Laurier has opened a research office in Yellowknife, Northwest Territories, allowing the university to further develop its national and international leadership in cold regions research. The office was officially opened during a celebration in late September.
The office is home to year-round staff, primarily research associates and postdoctoral fellows. It also provides a workspace to visiting faculty, students and staff and serves as a base for Laurier’s research activities in the North, as well as for liaising with partners, including various levels of government and Indigenous communities.
“Laurier has a longstanding commitment to research and to local communities in the Northwest Territories,” said Robert Gordon, Laurier’s vice-president research and acting provost. “Establishing a research office in Yellowknife will allow us to maintain an ongoing presence in the North, expand our capacity for year-round research and deepen our relationships with our partners.”
Laurier established a research partnership with the Government of the Northwest Territories in 2010 to expand the government’s capacity to conduct environmental research and monitoring, as well as to enhance its ability to manage its natural resources for future generations.
Laurier’s research priorities in the North include research on climate change, water, permafrost, forest ecology, northern food security and infrastructure development.
Although there will be no university classes held at the office, it will periodically host special events during which the public can learn about Laurier’s research and partnerships. The office will also serve as a base for organizing community outreach activities elsewhere in the Northwest Territories.
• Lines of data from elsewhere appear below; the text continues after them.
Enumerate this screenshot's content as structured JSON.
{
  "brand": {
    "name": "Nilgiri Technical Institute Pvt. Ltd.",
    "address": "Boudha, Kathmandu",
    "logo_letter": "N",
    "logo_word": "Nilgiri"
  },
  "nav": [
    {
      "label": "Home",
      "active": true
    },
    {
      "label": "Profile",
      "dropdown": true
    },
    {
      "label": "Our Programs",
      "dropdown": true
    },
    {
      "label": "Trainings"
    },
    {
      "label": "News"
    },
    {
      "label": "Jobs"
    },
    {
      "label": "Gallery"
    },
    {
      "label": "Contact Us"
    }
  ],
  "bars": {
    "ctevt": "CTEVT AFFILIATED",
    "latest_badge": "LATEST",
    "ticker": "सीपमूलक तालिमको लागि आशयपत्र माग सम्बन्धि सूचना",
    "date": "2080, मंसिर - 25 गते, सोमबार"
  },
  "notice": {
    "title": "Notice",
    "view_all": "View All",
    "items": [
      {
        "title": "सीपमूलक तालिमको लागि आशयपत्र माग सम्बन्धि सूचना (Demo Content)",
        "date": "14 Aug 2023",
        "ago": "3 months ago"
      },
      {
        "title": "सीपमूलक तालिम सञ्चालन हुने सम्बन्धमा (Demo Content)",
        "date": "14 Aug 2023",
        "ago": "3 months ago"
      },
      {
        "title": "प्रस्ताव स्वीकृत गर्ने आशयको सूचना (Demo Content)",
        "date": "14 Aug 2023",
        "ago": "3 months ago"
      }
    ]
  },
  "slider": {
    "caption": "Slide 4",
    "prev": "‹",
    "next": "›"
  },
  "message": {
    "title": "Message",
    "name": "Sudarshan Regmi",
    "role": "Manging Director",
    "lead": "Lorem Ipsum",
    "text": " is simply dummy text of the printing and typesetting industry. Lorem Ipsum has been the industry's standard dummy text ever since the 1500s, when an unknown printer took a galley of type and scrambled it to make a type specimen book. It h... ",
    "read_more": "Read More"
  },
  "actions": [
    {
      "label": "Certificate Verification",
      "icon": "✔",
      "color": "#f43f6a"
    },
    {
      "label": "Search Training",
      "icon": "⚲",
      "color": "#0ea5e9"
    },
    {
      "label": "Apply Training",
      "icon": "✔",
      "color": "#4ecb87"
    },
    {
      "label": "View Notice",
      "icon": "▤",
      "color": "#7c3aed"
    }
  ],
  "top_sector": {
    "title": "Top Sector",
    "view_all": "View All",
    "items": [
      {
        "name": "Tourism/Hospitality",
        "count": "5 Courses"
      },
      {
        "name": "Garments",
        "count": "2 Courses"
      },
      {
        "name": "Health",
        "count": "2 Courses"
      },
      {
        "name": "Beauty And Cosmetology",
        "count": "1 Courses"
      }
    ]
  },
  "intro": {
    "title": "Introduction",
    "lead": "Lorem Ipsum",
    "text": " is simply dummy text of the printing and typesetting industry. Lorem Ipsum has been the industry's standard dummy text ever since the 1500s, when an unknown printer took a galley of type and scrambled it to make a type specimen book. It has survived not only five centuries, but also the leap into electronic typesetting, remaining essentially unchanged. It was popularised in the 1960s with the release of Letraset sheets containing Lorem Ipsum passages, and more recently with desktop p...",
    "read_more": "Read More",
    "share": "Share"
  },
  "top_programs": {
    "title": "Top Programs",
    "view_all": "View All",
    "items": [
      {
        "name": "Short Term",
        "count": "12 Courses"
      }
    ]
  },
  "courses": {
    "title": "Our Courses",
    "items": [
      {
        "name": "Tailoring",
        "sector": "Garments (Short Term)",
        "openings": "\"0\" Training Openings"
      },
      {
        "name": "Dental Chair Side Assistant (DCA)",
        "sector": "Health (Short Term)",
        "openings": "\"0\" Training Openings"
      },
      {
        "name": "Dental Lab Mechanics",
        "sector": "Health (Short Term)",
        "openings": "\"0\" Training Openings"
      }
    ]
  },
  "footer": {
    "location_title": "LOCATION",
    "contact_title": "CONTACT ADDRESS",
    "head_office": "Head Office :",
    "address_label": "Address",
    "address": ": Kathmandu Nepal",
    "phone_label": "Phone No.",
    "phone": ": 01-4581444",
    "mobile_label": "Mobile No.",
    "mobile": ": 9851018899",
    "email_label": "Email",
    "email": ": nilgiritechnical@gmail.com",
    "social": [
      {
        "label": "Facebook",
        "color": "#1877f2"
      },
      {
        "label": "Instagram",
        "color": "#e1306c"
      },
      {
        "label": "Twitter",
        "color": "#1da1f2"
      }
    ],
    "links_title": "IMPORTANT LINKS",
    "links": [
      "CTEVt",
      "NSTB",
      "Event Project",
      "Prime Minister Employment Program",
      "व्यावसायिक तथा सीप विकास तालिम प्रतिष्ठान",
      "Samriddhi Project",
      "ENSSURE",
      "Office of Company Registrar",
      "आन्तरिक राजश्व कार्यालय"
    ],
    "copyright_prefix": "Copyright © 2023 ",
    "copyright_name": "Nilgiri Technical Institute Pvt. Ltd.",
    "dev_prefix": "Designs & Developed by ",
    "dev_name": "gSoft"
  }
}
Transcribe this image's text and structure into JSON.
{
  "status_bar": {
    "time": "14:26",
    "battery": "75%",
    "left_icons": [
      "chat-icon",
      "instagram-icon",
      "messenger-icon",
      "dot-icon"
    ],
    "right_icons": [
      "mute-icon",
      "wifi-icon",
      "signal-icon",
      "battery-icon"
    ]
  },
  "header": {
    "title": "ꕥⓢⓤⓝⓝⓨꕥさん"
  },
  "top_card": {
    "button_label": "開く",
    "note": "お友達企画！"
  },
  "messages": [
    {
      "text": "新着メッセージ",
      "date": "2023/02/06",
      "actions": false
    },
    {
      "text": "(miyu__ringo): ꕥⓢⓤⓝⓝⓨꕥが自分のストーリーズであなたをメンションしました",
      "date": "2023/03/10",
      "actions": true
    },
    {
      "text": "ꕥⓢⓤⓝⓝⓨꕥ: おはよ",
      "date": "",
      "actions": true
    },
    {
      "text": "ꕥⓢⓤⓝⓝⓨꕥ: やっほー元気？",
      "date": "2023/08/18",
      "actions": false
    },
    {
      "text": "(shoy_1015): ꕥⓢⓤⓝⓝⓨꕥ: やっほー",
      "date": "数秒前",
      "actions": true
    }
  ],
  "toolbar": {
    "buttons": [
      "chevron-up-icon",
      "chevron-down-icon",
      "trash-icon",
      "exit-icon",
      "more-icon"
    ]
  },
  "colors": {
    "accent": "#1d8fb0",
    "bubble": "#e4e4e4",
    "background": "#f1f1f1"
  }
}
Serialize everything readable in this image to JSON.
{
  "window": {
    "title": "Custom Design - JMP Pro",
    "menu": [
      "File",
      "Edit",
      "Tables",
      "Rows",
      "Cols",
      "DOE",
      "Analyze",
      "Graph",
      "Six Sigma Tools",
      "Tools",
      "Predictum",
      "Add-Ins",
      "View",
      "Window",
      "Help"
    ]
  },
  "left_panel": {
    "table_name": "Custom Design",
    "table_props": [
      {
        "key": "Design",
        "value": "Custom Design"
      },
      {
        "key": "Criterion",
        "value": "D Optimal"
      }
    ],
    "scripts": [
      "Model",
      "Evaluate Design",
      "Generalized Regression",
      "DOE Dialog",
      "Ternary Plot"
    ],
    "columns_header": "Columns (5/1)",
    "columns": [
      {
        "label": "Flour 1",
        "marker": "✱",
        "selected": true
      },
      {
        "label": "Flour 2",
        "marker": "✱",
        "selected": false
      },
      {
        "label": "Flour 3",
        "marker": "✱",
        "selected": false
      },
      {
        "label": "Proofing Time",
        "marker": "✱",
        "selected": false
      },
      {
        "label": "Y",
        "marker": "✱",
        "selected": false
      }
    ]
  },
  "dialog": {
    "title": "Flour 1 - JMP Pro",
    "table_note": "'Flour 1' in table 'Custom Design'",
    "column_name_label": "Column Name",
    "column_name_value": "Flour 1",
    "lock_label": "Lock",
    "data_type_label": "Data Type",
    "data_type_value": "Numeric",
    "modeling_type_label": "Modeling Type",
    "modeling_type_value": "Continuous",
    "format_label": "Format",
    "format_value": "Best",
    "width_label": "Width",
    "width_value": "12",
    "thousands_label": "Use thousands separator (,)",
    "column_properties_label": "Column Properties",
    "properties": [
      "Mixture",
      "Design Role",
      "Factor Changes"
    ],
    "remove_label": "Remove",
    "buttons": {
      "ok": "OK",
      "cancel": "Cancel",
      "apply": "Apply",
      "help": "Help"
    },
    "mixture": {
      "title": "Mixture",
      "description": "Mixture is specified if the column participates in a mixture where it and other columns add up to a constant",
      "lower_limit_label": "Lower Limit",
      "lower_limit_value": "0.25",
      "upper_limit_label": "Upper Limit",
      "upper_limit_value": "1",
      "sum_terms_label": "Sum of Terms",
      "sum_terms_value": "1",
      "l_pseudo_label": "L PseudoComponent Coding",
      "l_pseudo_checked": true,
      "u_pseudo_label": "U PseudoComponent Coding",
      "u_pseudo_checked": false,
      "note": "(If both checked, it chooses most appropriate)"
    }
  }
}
The Yellowknife office is just one part of Laurier’s commitment to the North. Laurier’s Changing Arctic Network research team is using $8.2 million in funding from the Canada Foundation for Innovation, the Northwest Territories government and Laurier to build state-of-the art research stations throughout the North. The funding will also support 20 “living laboratories,” each representing a widely occurring bio-physical environment, as well as updates to three environment and natural resources laboratories in the Northwest Territories.